Now, however, Victoria is in the throes of transformation, with cranes lining the way from the station to Buckingham Gate as shiny new offices and apartments spring up. Already there is plenty of temptation for lunchtime spending and an altogether different occupier clientele is developing with newcomers Jimmy Choo, Burberry, John Lewis, Microsoft.

62 Buckingham Gate is the latest addition, an 11-storey spec office developed by Land Securities, the biggest developer player in the area and designed by Pelli Clarke Pelli with Swanke Hayden Connell.

Land Securities is investing £2billion in the Victoria area over the next decade, including Lynch Architects’ Kings Gate and Zig-Zag Building and Victoria Circle, which will include new commercial buildings by PLP and residential by Benson and Forsyth.

Part of Land Securities’ aim is to bring a greater diversity of uses to the area including more retail and refreshment facilities and more apartments - McAslan & Partners’ residential Wellington House is complete, and  David Chipperfield  is converting the 29–storey Portland House office tower into apartments.

So Victoria is changing, but is it for the better? It certainly has more to offer than ever before in terms of commercial, residential and recreation. No-one is mourning the passing of the tired old office stock that’s making way for the new. And the new shopping and refreshment facilities are very welcome. But that’s not to say that what is built will be to everyone’s taste.  On the inside, 62 Buckingham Gate is pretty impressive, with common parts created by US designers LSM. I like the sparse but grandly proportioned reception, enlivened by the richness of the marble-lined reception and also by two well-chosen artworks, a tapestry from Grayson Perry’s The Vanity of Small Differences series and Stuart Haygarth’s wonderful, Optical Chandelier sphere made up of 70,000 suspended optical lenses.  There are great views over the capital, a nice terrace, and high-spec common areas. So from the inside looking out, it’s great, and has already attracted its first tenant.  From the outside however, opinion is likely to be more divided. Pelli Clarke Pelli has aimed to respond sensitively to the surrounding location, and the angled glass reflective façade is intended to capture reflections of notable nearby building such as Westminster Cathedral. It’s certainly more thoughtful and distinctive than many spec office developments in the capital. But for all this, the overwhelming impression is of still another addition to the run of shiny office commercial blocks along Victoria Street that however well-appointed leave one yearning for the warmth and texture of brick and stone.

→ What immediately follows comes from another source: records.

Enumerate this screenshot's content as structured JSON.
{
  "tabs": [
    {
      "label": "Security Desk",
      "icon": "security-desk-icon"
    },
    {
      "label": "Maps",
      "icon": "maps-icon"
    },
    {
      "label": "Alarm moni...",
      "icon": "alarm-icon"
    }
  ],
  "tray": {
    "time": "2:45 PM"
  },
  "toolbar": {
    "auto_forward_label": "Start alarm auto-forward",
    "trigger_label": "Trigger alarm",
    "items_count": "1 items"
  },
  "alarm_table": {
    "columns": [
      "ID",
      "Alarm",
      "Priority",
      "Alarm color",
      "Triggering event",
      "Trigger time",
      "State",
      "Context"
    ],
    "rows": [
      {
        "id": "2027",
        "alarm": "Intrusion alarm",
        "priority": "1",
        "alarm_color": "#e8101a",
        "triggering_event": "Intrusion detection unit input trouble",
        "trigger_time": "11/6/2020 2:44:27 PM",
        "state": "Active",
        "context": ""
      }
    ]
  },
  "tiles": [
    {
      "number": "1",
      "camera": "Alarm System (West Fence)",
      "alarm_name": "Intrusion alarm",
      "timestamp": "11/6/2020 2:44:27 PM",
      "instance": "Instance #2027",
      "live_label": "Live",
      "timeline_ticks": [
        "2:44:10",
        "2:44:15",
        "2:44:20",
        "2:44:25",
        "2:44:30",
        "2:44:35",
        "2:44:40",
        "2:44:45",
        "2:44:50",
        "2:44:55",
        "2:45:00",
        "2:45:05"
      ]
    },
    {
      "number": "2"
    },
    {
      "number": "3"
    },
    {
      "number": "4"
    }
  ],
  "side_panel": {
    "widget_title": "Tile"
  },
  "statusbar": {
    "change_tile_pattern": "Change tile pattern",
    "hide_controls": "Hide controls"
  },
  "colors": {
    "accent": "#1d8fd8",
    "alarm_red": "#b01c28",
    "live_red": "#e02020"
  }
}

Victoria has already changed hugely, but in five years time, when Land Securities has completed its other Victoria schemes, the area will be thoroughly transformed, with tourist and shoppers mingling with a more diverse breed of office worker, and the suited civil servants of the old days thoroughly outnumbered. London never stands still, but even for the capital, such wholesale and fast-track transformation of a city centre area’s identity is remarkable indeed.